= What needs to be done =
Match on the string "legend" in the entries below and return every matching line.
### Data records ###
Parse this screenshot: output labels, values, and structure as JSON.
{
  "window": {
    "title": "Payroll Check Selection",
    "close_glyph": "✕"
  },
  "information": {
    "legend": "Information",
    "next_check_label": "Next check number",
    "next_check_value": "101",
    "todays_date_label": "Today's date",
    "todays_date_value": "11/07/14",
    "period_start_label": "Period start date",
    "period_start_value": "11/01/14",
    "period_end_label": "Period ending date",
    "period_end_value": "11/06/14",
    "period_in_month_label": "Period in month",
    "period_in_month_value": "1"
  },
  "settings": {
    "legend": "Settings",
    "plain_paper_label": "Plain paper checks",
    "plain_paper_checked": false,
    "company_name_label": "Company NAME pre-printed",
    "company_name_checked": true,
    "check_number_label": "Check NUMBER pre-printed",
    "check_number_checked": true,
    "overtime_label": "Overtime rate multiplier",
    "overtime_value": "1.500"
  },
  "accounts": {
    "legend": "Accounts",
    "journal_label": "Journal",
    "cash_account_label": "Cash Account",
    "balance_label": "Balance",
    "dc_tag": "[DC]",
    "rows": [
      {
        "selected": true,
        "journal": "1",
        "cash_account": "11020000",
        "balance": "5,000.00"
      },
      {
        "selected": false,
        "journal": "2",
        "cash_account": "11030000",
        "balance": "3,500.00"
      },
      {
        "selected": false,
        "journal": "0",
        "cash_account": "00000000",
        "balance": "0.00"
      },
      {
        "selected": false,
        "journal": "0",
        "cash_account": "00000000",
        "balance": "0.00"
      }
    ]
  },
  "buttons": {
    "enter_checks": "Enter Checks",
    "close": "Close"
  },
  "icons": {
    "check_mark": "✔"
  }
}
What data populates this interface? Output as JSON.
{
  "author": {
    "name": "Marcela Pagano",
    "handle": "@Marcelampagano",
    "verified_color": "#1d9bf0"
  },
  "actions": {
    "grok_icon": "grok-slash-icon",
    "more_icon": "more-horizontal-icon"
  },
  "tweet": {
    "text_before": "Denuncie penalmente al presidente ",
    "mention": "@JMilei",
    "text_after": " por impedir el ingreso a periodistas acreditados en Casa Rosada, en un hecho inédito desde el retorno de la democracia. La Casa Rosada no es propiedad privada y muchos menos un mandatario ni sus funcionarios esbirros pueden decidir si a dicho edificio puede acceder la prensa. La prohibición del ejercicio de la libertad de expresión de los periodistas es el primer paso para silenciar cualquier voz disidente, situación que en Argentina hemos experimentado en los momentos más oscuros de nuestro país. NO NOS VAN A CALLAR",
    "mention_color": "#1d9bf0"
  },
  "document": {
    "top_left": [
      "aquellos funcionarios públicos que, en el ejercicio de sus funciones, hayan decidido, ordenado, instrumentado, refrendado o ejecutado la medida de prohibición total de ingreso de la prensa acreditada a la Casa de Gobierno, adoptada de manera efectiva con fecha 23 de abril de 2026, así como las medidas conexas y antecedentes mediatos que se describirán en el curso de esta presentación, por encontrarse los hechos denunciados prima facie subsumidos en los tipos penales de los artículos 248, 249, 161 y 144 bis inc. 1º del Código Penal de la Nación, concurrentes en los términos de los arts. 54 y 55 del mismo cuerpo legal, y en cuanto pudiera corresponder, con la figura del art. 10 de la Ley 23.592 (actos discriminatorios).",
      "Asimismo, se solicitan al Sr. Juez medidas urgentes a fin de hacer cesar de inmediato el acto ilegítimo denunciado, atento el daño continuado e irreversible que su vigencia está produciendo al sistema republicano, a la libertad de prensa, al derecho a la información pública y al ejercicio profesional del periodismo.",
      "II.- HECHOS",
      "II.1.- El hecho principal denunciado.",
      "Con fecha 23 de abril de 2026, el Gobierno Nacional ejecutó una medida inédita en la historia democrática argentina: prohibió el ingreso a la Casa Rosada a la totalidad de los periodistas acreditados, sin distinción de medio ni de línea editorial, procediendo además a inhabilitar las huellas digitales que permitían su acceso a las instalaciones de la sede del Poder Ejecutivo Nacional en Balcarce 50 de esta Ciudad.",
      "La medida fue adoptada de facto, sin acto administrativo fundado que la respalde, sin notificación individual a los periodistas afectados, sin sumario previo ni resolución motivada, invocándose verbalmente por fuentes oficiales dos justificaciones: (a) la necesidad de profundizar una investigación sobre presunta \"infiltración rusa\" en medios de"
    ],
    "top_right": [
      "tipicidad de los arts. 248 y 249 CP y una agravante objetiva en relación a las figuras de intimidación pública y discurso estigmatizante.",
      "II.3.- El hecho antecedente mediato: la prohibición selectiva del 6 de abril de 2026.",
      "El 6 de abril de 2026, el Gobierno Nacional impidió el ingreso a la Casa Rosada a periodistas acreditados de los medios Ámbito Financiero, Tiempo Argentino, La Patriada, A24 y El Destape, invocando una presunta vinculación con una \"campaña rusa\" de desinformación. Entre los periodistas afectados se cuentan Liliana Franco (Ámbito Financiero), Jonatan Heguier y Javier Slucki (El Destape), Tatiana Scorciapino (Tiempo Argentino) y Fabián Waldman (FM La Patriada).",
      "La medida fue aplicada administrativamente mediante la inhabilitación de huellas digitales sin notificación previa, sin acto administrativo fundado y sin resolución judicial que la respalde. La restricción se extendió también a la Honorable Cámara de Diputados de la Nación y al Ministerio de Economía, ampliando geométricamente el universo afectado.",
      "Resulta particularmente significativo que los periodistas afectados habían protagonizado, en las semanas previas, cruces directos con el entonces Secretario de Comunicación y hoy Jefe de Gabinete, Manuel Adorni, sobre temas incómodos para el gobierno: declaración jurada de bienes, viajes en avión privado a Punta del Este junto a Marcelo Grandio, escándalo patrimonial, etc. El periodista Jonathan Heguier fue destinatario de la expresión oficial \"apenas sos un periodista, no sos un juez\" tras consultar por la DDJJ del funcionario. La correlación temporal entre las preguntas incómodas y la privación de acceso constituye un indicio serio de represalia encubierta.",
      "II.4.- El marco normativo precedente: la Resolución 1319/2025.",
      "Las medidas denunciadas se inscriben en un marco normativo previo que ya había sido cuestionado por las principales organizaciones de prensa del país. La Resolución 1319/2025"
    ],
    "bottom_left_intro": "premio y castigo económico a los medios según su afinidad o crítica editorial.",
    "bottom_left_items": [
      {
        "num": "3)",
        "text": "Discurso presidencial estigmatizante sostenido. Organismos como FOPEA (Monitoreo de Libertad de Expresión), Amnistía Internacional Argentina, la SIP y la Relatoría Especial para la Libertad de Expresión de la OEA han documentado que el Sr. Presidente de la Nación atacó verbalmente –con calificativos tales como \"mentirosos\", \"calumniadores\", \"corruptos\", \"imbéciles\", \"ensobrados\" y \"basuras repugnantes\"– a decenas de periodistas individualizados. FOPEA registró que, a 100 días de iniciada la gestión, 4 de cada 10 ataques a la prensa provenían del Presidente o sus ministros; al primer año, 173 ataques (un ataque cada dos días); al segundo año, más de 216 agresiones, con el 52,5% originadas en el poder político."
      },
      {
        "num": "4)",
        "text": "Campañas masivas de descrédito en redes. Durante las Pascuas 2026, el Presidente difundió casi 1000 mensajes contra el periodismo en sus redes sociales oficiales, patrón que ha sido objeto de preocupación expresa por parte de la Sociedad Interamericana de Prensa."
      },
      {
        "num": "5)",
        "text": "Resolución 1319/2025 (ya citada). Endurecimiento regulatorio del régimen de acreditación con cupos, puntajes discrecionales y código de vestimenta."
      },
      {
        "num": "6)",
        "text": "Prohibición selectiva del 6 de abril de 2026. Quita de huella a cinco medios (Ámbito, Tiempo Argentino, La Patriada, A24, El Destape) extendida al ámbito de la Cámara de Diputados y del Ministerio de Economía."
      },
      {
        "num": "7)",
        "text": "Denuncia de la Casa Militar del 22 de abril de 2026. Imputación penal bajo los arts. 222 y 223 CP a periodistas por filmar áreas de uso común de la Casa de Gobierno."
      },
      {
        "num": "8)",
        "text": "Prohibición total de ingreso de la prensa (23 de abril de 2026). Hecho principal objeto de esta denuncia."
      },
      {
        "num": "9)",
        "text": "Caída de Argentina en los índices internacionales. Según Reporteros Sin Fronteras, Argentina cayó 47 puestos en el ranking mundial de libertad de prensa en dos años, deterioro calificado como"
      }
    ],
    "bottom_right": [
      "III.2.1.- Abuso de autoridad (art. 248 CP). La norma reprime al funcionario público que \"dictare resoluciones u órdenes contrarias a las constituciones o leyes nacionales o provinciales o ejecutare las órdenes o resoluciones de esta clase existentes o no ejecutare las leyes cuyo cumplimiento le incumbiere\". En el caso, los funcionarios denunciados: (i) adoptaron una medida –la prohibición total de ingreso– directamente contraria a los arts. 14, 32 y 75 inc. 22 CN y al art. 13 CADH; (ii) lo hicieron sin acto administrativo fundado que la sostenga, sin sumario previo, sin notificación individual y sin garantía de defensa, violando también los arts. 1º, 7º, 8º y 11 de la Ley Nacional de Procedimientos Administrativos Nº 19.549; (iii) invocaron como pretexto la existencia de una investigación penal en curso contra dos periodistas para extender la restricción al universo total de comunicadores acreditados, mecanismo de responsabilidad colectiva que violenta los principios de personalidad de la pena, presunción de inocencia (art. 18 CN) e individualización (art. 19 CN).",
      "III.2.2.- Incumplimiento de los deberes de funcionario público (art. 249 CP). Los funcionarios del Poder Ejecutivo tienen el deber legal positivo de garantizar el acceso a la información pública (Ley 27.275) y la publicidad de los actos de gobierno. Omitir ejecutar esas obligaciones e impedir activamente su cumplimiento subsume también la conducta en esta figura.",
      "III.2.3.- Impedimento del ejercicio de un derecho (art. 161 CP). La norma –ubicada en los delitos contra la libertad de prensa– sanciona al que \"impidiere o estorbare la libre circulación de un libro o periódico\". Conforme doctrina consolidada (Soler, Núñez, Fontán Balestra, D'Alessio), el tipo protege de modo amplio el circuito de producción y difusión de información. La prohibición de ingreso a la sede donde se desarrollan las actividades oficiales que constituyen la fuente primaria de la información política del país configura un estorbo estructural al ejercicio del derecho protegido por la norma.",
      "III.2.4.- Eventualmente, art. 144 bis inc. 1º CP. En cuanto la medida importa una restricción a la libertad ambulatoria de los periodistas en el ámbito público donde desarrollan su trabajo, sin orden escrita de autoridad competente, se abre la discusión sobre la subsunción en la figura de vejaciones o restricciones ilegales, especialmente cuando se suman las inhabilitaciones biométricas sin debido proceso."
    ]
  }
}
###
= Output for this exercise =
    "legend": "Information",
    "legend": "Settings",
    "legend": "Accounts",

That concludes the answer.